As a genre, funk never died – it permeates the DNA of everything hip-shaking, sweaty, and righteous in American culture – but it has ebbs and flows. In this current moment, there may be no better practitioner of the age-old art than bandleader, singer, songwriter and keyboardist Cory Henry, solo or with his Funk Apostles. He and the band ride the joyous wave of their stellar new album, Art of Love, to Columbus for a September 11 gig at Skully’s (tickets available here). Videos and discussion of the show are below.
Cory Henry grew up in the church – there are YouTube videos of him playing the organ as a tiny child – and he’s grown into one of our finest organ players. His language fuses the rich, communicative intensity of gospel with a searching imagination and limitless creativity. First gaining notice with Snarky Puppy (and in the touring bands of artists as wide-ranging as Donnie McClurkin, Kenny Garrett, and Sara Bareilles), Henry’s spent the last few years refining his voice as a composer and leader. Each of the records under his name bore witness to this process and each is a little sharper, more distinct. Art of Love takes the elements that make him a fascinating artist and uses them as jet fuel.
The swooping, surging album opener “Trade it All” blends a laid-back and lush arrangement recalling Thom Bell with a sticky vocal melody as the character in the song implores his partner good times are ahead: “Girl, I know you’ll be waiting for stars that hold the key to all clarity.” It tops that off with a Wurlitzer solo for the ages, growing organically from the vocal and nodding to the history of that instrument but planting its flag in the present moment. The album’s thick with that rich blend of tradition and modernity. The closer, “Send Me a Sign” featuring Robert Randolph recalls the flesh and blood church tradition of Percy Mayfield as the soaring melody cries out “Lord, give me a sign, where’s my angel? I need some company and I need some time.”

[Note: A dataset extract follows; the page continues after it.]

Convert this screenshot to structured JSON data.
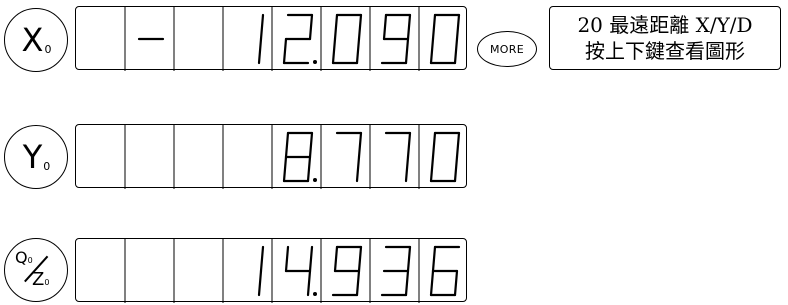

I saw Cory Henry and the Funk Apostles this Spring in Paris; a packed show at the historic Le Trianon venue. No one stopped moving for the entire 90 minutes they were on stage. Like every great bandleader, Henry believed in himself and his team enough to let every member shine. The unit stretched songs and vamps out into uncharted territory without falling into slack jam-band clichés. Every tune walked the line and exploited that sweet tension in coming together and falling apart, dark-hearted duende wrapped in a glowing love for the world.
Henry has a fascinating knack for arranging covers. Two from that show stand out in my mind. The band did the Bee Gees classic “Stayin’ Alive” like they were sneaking up on it. Teasing out the chords until that classic, slinky riff snapped into place. And as they milked that groove everybody grew up with, they slowly turned up the melancholy. When they got to the bridge, “Life’s going nowhere. Somebody help me. Somebody help me, please,” Those lines lifted me up and slammed me back like a climactic aria.
At a third (maybe) the length, they came out for an encore butting right up against curfew. Henry said, “We’ve got three minutes, can we play something?” And before the cheers faded, they bore down into a version of Prince’s “Controversy” that would have even made the regal one raise an eyebrow. One of the best shows I’ve seen this year and something I couldn’t be happier to see again.
In a fantastic recent interview with Keyboard Magazine, Henry called touring with the current lineup of the Funk Apostles, “Every night is like a bubbling up of joy that happens no matter what we’re playing. It just feels so good to be out there. The guys are so into what we’re doing and we’re doing it together. So it’s affecting people, and that makes me really, really happy. It’s absolutely what I always wanted to do.”
Don’t we all need some of that joy in our lives?